As a teenage student at School of American Ballet, choreographer Matthew Neenan used to sneak into New York City Ballet performances. "I came to see the ballet all the time as a kid," he says, sitting in a red velvet seat on the Fourth Ring of the David H. Koch Theater. He recalls sneaking past an usher "who was always sweet and would be like, '[Sit] here, Matthew,' and then he'd threaten me with, 'You've been here three times this week.' I would always be here for Sunday matinees."
That love of ballet would pay off, as Neenan performed with the Pennsylvania Ballet from 1994 to 2007, while also pursuing a burgeoning interest in choreography. He co-founded Philadelphia’s Ballet X in 2005, and was named the Choreographer in Residence at the Pennsylvania Ballet in 2007. In the past decade, he’s choreographed for many ballet companies in the U.S. and abroad, and he’s received numerous awards and grants.
He’s thrilled to be working on his first commission for NYCB, a ballet for sixteen dancers titled The Exchange, featuring costumes by English designer Gareth Pugh. It will premiere at the Fall Fashion Gala on SEPT 27, with encore performances on our 21st Century Choreographers program on SEPT 28, OCT 4, 6 eve.

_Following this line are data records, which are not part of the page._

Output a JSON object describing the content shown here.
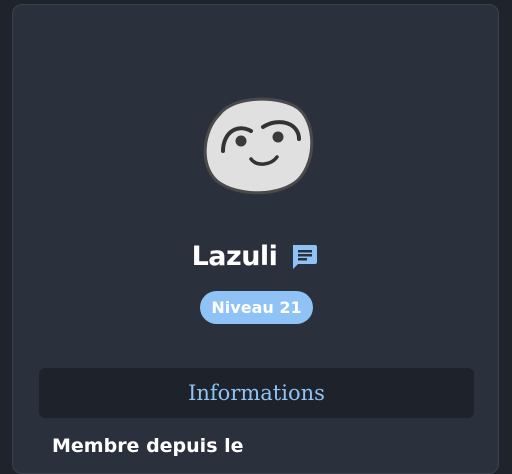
{
  "profile": {
    "name": "Lazuli",
    "level_label": "Niveau 21"
  },
  "icons": {
    "avatar": "face-avatar-icon",
    "name_action": "chat-icon"
  },
  "section": {
    "title": "Informations",
    "member_since_label": "Membre depuis le"
  },
  "colors": {
    "background": "#1f242c",
    "card": "#2b313c",
    "accent": "#8fc3f5",
    "section_bar": "#1e232b"
  }
}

For Neenan, The Exchange started with the music. He’s using selections by Antonin Dvorak, centered on the composer’s String Quartet No. 1 in A Major. "The more I kept listening to it, I felt like it was so right for [NYCB] because [the dancers] are so rich in quality of movement. They also know how to move fast."
In many of Neenan’s ballets, the choreography is often driven by the music. However, with The Exchange, he had to think about the steps in a different way due to his collaboration with Pugh. "It’s still an abstract work, even though you'll find little scenarios throughout, and I told Gareth I don’t just want one design, I want at least four to six different looks throughout." The looks, dramatic harnesses for the men and red "flag" dresses for the women, among others, express some of the ballet’s tension, which Neenan describes as chaotic.
The Exchange has a large cast of both new faces in the Company and seasoned veterans, including Neenan’s former SAB classmate, Principal Dancer Maria Kowroski. "There's a quality about her dancing now that I think is stronger than ever," he says. "There's a virtuosity about her movement quality. It's an ensemble work, but she’s really the matriarch of it. She really is the one controlling things."
Sitting in the "House of Balanchine," Neenan says, "I feel Balanchine's aura, and not just him — but also Jerry [Robbins] and Stanley Williams, who was my teacher. It makes me wanna cry. It’s phenomenal."